==== INFORMATION SHOWN

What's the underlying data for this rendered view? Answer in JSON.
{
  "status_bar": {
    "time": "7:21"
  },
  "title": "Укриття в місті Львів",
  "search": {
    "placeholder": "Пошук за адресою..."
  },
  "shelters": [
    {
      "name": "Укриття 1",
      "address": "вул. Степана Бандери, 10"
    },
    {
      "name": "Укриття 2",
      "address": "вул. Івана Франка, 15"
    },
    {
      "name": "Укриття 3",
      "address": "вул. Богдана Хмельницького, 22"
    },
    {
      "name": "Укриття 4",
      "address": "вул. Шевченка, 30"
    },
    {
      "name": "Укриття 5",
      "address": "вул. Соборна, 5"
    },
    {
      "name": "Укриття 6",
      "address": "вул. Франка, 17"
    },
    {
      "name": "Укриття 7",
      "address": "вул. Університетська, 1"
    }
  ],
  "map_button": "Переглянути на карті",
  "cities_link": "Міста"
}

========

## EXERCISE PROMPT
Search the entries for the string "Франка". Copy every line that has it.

## ANSWER AREA
      "address": "вул. Івана Франка, 15"
      "address": "вул. Франка, 17"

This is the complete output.